A well-trained remote worker can make all the difference ‘from anywhere’ in the world
While Covid-19 signaled a global inflection point in the future of work and jumpstarted an irrevocable shift in the ways (and places) in which entire sectors and their workforces operate and collaborate, the transition to working remotely or from home was well underway before the pandemic.
Rapid innovations in digital connectivity, artificial intelligence, analytics and a proliferation of cloud-based collaborative tools like Slack, Google Docs and Asana (the SaaS product list is a mile long and growing) kicked the door wide open for employees to contribute to their company’s bottom line from the comfort of their home.
And the evidence showed that the work from home (WFH) shift was…successful! At least for organizations that offered choice and had a strategy in place and to accommodate an increasingly remote workforce. A 2015 Stanford University study found a 13% increase in productivity among employees who opted in to WFH policies, which increased by another 22% when asked to choose between staying home and returning to the office.
But Covid-19 was the globally disruptive force majeure, sending whole industries into crisis-planning mode and leaving many organizations and their employees struggling to adapt and work effectively in the virtual “new normal.” Senior leaders needed to act at speed and with extraordinary flexibility as WFH policies were enacted throughout the workforce and across the entire organization.
In a recent piece for Harvard Business Review, Prithwiraj Choudhury effectively summarizes both the benefits and the challenges of embracing the WFH model:
“Organizations can reduce or eliminate real estate costs, hire and use talent globally while mitigating immigration issues, and research indicates, perhaps enjoy productivity gains. Workers get geographic flexibility (that is live where they prefer to), eliminate commutes, and report better work/life balance. However, concerns persist regarding how WFA affects communication, including brainstorming and problem-solving; knowledge sharing; socialization, camaraderie, and mentoring; performance evaluation and compensation; and data security and regulation.”
What’s more, the WFH model is not “platform agnostic”. Its organizational application isn’t one-size-fits-all across every sector. Choudhury singles out “knowledge-work organizations” (i.e. ICT, financial and design companies) as successful pre-Covid early adopters of the remote worker movement.
But what about industries whose workforces operate in site-specific environments or require a mix of digital adoption and on-site performance of essential services by employees, like resource extraction?
A recent report from Deloitte on the future of work in mining points out two difficult truths for the mining industry in the Covid-19 era: 1) resource extraction industries face “the biggest constraints in offering flexible working and remote solutions,” and 2) Covid-19 has “exposed the siloed nature of mining companies,” highlighting the need for integrated, or hybrid-remote” operations that will “accelerate the adoption of digital technologies, artificial intelligence and analytics.”
Every site has unique challenges, and mining companies will need to design their own ways of leveraging technology and remote work capabilities to find the right mix of technology and people. The Deloitte report provides a few examples:
Some operations have, however, rapidly executed secondary control rooms, equipped with the relevant hardware and network capabilities to allow seamless handover between shifts in two separate locations.
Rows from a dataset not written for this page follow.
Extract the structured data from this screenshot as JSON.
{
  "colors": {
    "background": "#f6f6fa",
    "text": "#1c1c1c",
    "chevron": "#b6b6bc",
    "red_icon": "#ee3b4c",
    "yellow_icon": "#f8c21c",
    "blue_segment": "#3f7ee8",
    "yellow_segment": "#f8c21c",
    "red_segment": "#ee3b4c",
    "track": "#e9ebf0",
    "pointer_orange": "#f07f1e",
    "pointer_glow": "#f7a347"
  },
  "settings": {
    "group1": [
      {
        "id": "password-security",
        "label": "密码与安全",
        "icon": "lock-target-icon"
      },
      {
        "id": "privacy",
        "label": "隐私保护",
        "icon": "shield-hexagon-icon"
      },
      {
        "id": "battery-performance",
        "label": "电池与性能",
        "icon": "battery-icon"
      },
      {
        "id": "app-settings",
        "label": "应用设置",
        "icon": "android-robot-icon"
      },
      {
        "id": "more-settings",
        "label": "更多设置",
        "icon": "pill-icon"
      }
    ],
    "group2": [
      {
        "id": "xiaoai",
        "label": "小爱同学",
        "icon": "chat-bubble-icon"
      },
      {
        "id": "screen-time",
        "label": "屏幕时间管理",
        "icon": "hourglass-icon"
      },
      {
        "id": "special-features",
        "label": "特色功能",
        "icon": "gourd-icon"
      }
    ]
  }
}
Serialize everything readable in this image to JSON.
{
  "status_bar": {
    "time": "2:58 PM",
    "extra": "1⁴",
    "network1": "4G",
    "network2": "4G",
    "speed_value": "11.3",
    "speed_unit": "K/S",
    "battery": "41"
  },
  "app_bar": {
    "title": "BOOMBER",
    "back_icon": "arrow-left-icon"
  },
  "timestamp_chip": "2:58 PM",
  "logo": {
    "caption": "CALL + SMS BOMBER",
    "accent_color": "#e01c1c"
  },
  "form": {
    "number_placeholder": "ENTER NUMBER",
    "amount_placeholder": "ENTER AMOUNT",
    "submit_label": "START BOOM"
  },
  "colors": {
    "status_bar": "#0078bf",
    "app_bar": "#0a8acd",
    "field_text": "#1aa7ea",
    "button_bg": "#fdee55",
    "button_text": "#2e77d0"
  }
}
Some others have executed working-from-home capabilities by creating “dispatch packs” containing laptops and communication tools, enabling workers to operate and maintain control of on-site activities from the safety of their homes. For those performing essential services and therefore unable to work remotely, operations have focused on providing epidemic protection—ensuring sanitation, personal protective equipment, and safety of the environment. Some others—for instance, those working on-site to support power utilities—have halved their operational efficiency to instill social distancing and other health-related measures.
The two words that matter most when considering how to effectively integrate technology with your remote workforce are: usability and usefulness.
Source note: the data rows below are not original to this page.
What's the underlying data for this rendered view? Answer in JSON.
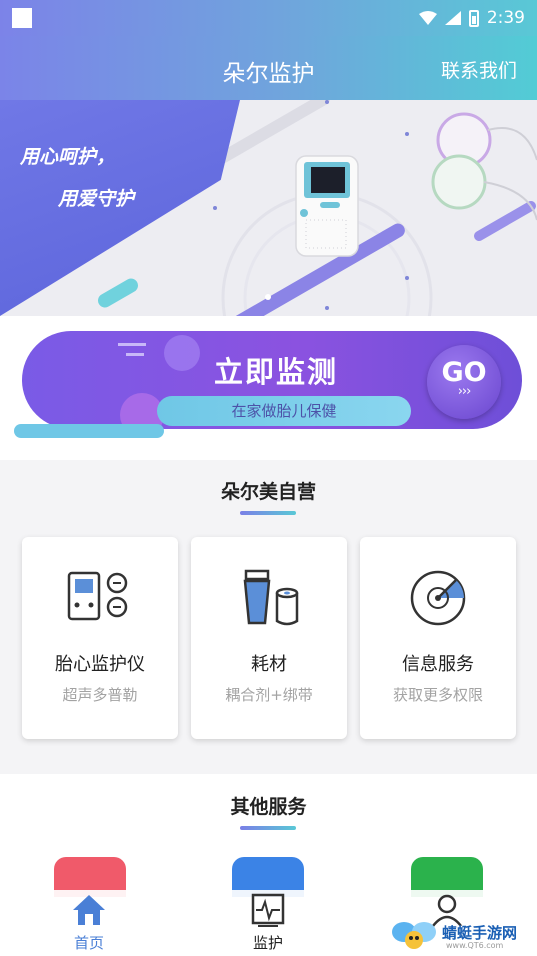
{
  "status_bar": {
    "time": "2:39"
  },
  "app_bar": {
    "title": "朵尔监护",
    "contact_label": "联系我们"
  },
  "banner": {
    "slogan_line1": "用心呵护，",
    "slogan_line2": "用爱守护"
  },
  "monitor_button": {
    "headline": "立即监测",
    "subtitle": "在家做胎儿保健",
    "go_label": "GO",
    "go_arrows": "›››"
  },
  "self_operated": {
    "title": "朵尔美自营",
    "cards": [
      {
        "name": "胎心监护仪",
        "sub": "超声多普勒",
        "icon": "fetal-monitor-icon"
      },
      {
        "name": "耗材",
        "sub": "耦合剂+绑带",
        "icon": "consumables-icon"
      },
      {
        "name": "信息服务",
        "sub": "获取更多权限",
        "icon": "radar-icon"
      }
    ]
  },
  "other_services": {
    "title": "其他服务"
  },
  "tabs": [
    {
      "label": "首页",
      "icon": "home-icon",
      "active": true
    },
    {
      "label": "监护",
      "icon": "monitor-tab-icon",
      "active": false
    },
    {
      "label": "",
      "icon": "profile-icon",
      "active": false
    }
  ],
  "watermark": {
    "text": "蜻蜓手游网",
    "url": "www.QT6.com"
  },
  "colors": {
    "accent_blue": "#5b8fd8",
    "purple": "#7b5be6",
    "cyan": "#59c8d6",
    "red": "#f05a6a",
    "green": "#2bb24c"
  }
}
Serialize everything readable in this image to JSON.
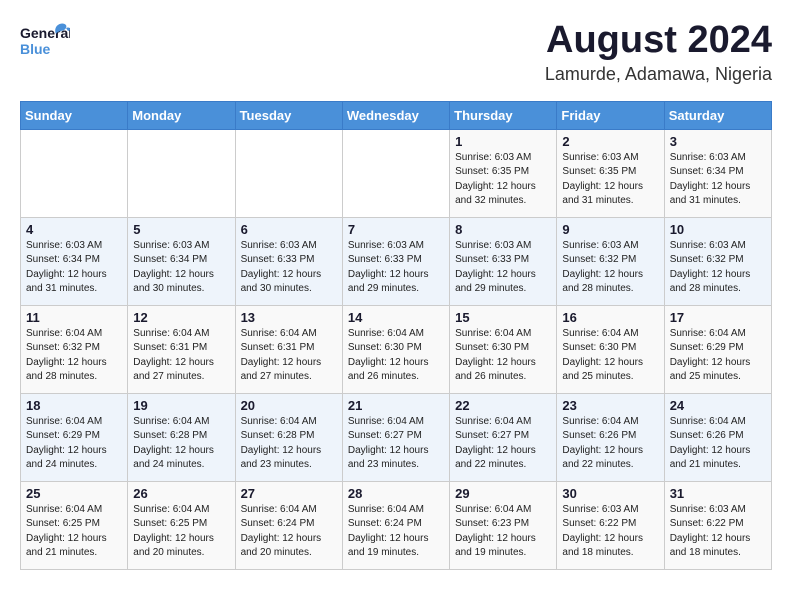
{
  "header": {
    "logo_general": "General",
    "logo_blue": "Blue",
    "month_year": "August 2024",
    "location": "Lamurde, Adamawa, Nigeria"
  },
  "days_of_week": [
    "Sunday",
    "Monday",
    "Tuesday",
    "Wednesday",
    "Thursday",
    "Friday",
    "Saturday"
  ],
  "weeks": [
    [
      {
        "day": "",
        "info": ""
      },
      {
        "day": "",
        "info": ""
      },
      {
        "day": "",
        "info": ""
      },
      {
        "day": "",
        "info": ""
      },
      {
        "day": "1",
        "info": "Sunrise: 6:03 AM\nSunset: 6:35 PM\nDaylight: 12 hours\nand 32 minutes."
      },
      {
        "day": "2",
        "info": "Sunrise: 6:03 AM\nSunset: 6:35 PM\nDaylight: 12 hours\nand 31 minutes."
      },
      {
        "day": "3",
        "info": "Sunrise: 6:03 AM\nSunset: 6:34 PM\nDaylight: 12 hours\nand 31 minutes."
      }
    ],
    [
      {
        "day": "4",
        "info": "Sunrise: 6:03 AM\nSunset: 6:34 PM\nDaylight: 12 hours\nand 31 minutes."
      },
      {
        "day": "5",
        "info": "Sunrise: 6:03 AM\nSunset: 6:34 PM\nDaylight: 12 hours\nand 30 minutes."
      },
      {
        "day": "6",
        "info": "Sunrise: 6:03 AM\nSunset: 6:33 PM\nDaylight: 12 hours\nand 30 minutes."
      },
      {
        "day": "7",
        "info": "Sunrise: 6:03 AM\nSunset: 6:33 PM\nDaylight: 12 hours\nand 29 minutes."
      },
      {
        "day": "8",
        "info": "Sunrise: 6:03 AM\nSunset: 6:33 PM\nDaylight: 12 hours\nand 29 minutes."
      },
      {
        "day": "9",
        "info": "Sunrise: 6:03 AM\nSunset: 6:32 PM\nDaylight: 12 hours\nand 28 minutes."
      },
      {
        "day": "10",
        "info": "Sunrise: 6:03 AM\nSunset: 6:32 PM\nDaylight: 12 hours\nand 28 minutes."
      }
    ],
    [
      {
        "day": "11",
        "info": "Sunrise: 6:04 AM\nSunset: 6:32 PM\nDaylight: 12 hours\nand 28 minutes."
      },
      {
        "day": "12",
        "info": "Sunrise: 6:04 AM\nSunset: 6:31 PM\nDaylight: 12 hours\nand 27 minutes."
      },
      {
        "day": "13",
        "info": "Sunrise: 6:04 AM\nSunset: 6:31 PM\nDaylight: 12 hours\nand 27 minutes."
      },
      {
        "day": "14",
        "info": "Sunrise: 6:04 AM\nSunset: 6:30 PM\nDaylight: 12 hours\nand 26 minutes."
      },
      {
        "day": "15",
        "info": "Sunrise: 6:04 AM\nSunset: 6:30 PM\nDaylight: 12 hours\nand 26 minutes."
      },
      {
        "day": "16",
        "info": "Sunrise: 6:04 AM\nSunset: 6:30 PM\nDaylight: 12 hours\nand 25 minutes."
      },
      {
        "day": "17",
        "info": "Sunrise: 6:04 AM\nSunset: 6:29 PM\nDaylight: 12 hours\nand 25 minutes."
      }
    ],
    [
      {
        "day": "18",
        "info": "Sunrise: 6:04 AM\nSunset: 6:29 PM\nDaylight: 12 hours\nand 24 minutes."
      },
      {
        "day": "19",
        "info": "Sunrise: 6:04 AM\nSunset: 6:28 PM\nDaylight: 12 hours\nand 24 minutes."
      },
      {
        "day": "20",
        "info": "Sunrise: 6:04 AM\nSunset: 6:28 PM\nDaylight: 12 hours\nand 23 minutes."
      },
      {
        "day": "21",
        "info": "Sunrise: 6:04 AM\nSunset: 6:27 PM\nDaylight: 12 hours\nand 23 minutes."
      },
      {
        "day": "22",
        "info": "Sunrise: 6:04 AM\nSunset: 6:27 PM\nDaylight: 12 hours\nand 22 minutes."
      },
      {
        "day": "23",
        "info": "Sunrise: 6:04 AM\nSunset: 6:26 PM\nDaylight: 12 hours\nand 22 minutes."
      },
      {
        "day": "24",
        "info": "Sunrise: 6:04 AM\nSunset: 6:26 PM\nDaylight: 12 hours\nand 21 minutes."
      }
    ],
    [
      {
        "day": "25",
        "info": "Sunrise: 6:04 AM\nSunset: 6:25 PM\nDaylight: 12 hours\nand 21 minutes."
      },
      {
        "day": "26",
        "info": "Sunrise: 6:04 AM\nSunset: 6:25 PM\nDaylight: 12 hours\nand 20 minutes."
      },
      {
        "day": "27",
        "info": "Sunrise: 6:04 AM\nSunset: 6:24 PM\nDaylight: 12 hours\nand 20 minutes."
      },
      {
        "day": "28",
        "info": "Sunrise: 6:04 AM\nSunset: 6:24 PM\nDaylight: 12 hours\nand 19 minutes."
      },
      {
        "day": "29",
        "info": "Sunrise: 6:04 AM\nSunset: 6:23 PM\nDaylight: 12 hours\nand 19 minutes."
      },
      {
        "day": "30",
        "info": "Sunrise: 6:03 AM\nSunset: 6:22 PM\nDaylight: 12 hours\nand 18 minutes."
      },
      {
        "day": "31",
        "info": "Sunrise: 6:03 AM\nSunset: 6:22 PM\nDaylight: 12 hours\nand 18 minutes."
      }
    ]
  ]
}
Whenever you are instituting a new or different method of working, whether through strategic long-term planning or as a result of reactive adoption to external crises like a global pandemic, it’s imperative that your plan and its policies take into consideration what combination of technology, tools and people are aligned with your organization’s objectives and desired outcomes.
At PACE.global, we are helping our clients in mining, construction, health care and other industries adapt to the future of remote work through the development of a “digital first” workforce approach. We provide a complete technology roadmap for organizations to work virtually, ensuring that change impacts are understood and addressed by knowledgeable, skilled teams who are effectively using agile tools and platforms while staying focused on scope, schedule, delivery and execution.
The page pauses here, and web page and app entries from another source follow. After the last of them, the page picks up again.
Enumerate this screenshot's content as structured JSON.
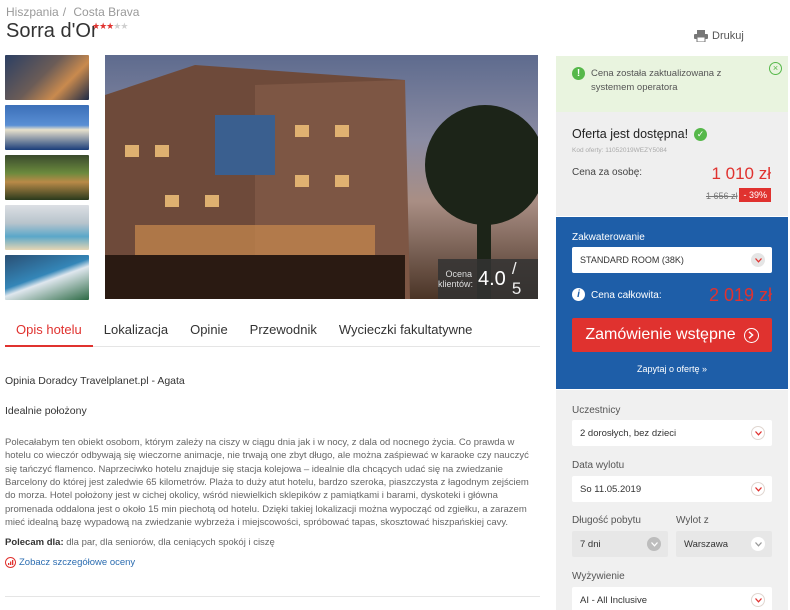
{
  "breadcrumb": {
    "country": "Hiszpania",
    "separator": "/",
    "region": "Costa Brava"
  },
  "hotel": {
    "name": "Sorra d'Or",
    "stars": 3,
    "max_stars": 5
  },
  "print_label": "Drukuj",
  "photos": {
    "thumbnails": [
      "hotel-exterior-dusk",
      "marina-boats",
      "pool-palms-night",
      "courtyard-pool",
      "swimming-pool"
    ],
    "rating_label": "Ocena klientów:",
    "rating_value": "4.0",
    "rating_max": "/ 5"
  },
  "tabs": [
    "Opis hotelu",
    "Lokalizacja",
    "Opinie",
    "Przewodnik",
    "Wycieczki fakultatywne"
  ],
  "active_tab": 0,
  "description": {
    "author": "Opinia Doradcy Travelplanet.pl - Agata",
    "heading": "Idealnie położony",
    "body": "Polecałabym ten obiekt osobom, którym zależy na ciszy w ciągu dnia jak i w nocy, z dala od nocnego życia. Co prawda w hotelu co wieczór odbywają się wieczorne animacje, nie trwają one zbyt długo, ale można zaśpiewać w karaoke czy nauczyć się tańczyć flamenco. Naprzeciwko hotelu znajduje się stacja kolejowa – idealnie dla chcących udać się na zwiedzanie Barcelony do której jest zaledwie 65 kilometrów. Plaża to duży atut hotelu, bardzo szeroka, piaszczysta z łagodnym zejściem do morza. Hotel położony jest w cichej okolicy, wśród niewielkich sklepików z pamiątkami i barami, dyskoteki i główna promenada oddalona jest o około 15 min piechotą od hotelu. Dzięki takiej lokalizacji można wypocząć od zgiełku, a zarazem mieć idealną bazę wypadową na zwiedzanie wybrzeża i miejscowości, spróbować tapas, skosztować hiszpańskiej cavy.",
    "recommended_label": "Polecam dla:",
    "recommended_value": "dla par, dla seniorów, dla ceniących spokój i ciszę",
    "more_link": "Zobacz szczegółowe oceny"
  },
  "notification": {
    "text": "Cena została zaktualizowana z systemem operatora"
  },
  "offer": {
    "status": "Oferta jest dostępna!",
    "code": "Kod oferty: 11052019WEZY5084",
    "per_person_label": "Cena za osobę:",
    "price": "1 010 zł",
    "old_price": "1 656 zł",
    "discount": "- 39%"
  },
  "booking": {
    "accommodation_label": "Zakwaterowanie",
    "accommodation_value": "STANDARD ROOM (38K)",
    "total_label": "Cena całkowita:",
    "total": "2 019 zł",
    "order_button": "Zamówienie wstępne",
    "ask_link": "Zapytaj o ofertę »"
  },
  "filters": {
    "participants_label": "Uczestnicy",
    "participants_value": "2 dorosłych, bez dzieci",
    "departure_label": "Data wylotu",
    "departure_value": "So 11.05.2019",
    "duration_label": "Długość pobytu",
    "duration_value": "7 dni",
    "from_label": "Wylot z",
    "from_value": "Warszawa",
    "board_label": "Wyżywienie",
    "board_value": "AI - All Inclusive"
  },
  "colors": {
    "accent": "#e0322f",
    "primary": "#1e5ea8",
    "success": "#56b84a"
  }
}
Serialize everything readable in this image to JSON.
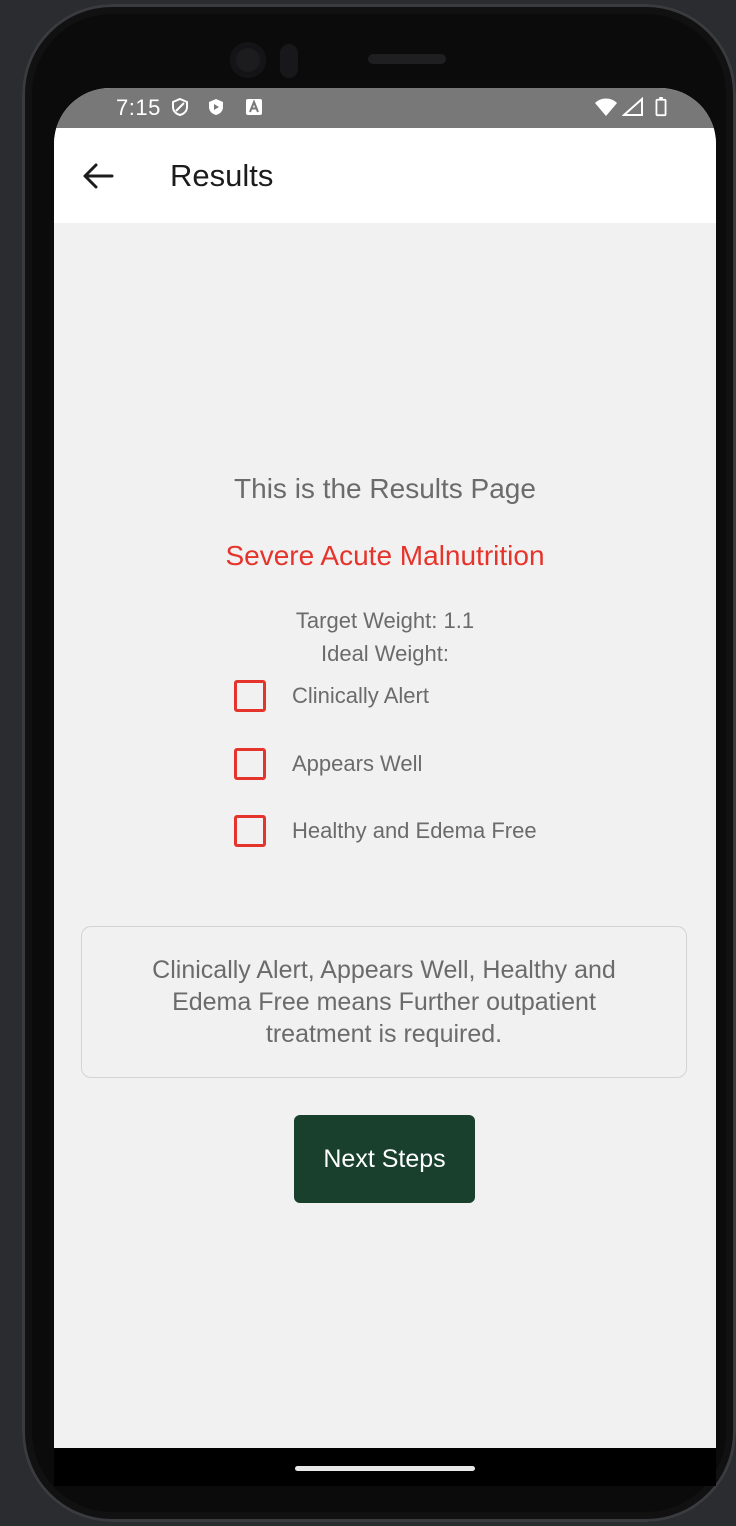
{
  "status_bar": {
    "time": "7:15",
    "left_icons": [
      "shield-icon",
      "play-protect-icon",
      "a-badge-icon"
    ],
    "right_icons": [
      "wifi-icon",
      "signal-icon",
      "battery-icon"
    ]
  },
  "app_bar": {
    "title": "Results",
    "back_icon": "arrow-left-icon"
  },
  "main": {
    "heading": "This is the Results Page",
    "diagnosis": "Severe Acute Malnutrition",
    "target_weight": "Target Weight: 1.1",
    "ideal_weight": "Ideal Weight:",
    "checklist": [
      {
        "label": "Clinically Alert",
        "checked": false
      },
      {
        "label": "Appears Well",
        "checked": false
      },
      {
        "label": "Healthy and Edema Free",
        "checked": false
      }
    ],
    "info_text": "Clinically Alert, Appears Well, Healthy and Edema Free means Further outpatient treatment is required.",
    "next_button_label": "Next Steps"
  },
  "colors": {
    "accent_red": "#e5342b",
    "button_green": "#18402d",
    "background": "#f1f1f1",
    "status_bar": "#787878"
  }
}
At the end of the day, it’s up to an organization’s senior leadership to keep an open mind on the rapidly changing nature of work, where and how it is performed by its workforce, and what the workplace means in the new economy. The pay-off—a leaner, more agile and tech-enabled organization that thinks globally and acts remotely even while operating locally (on-site)—is sure to reap dividends in the long-term.
Download the Remote Worker Brochure below: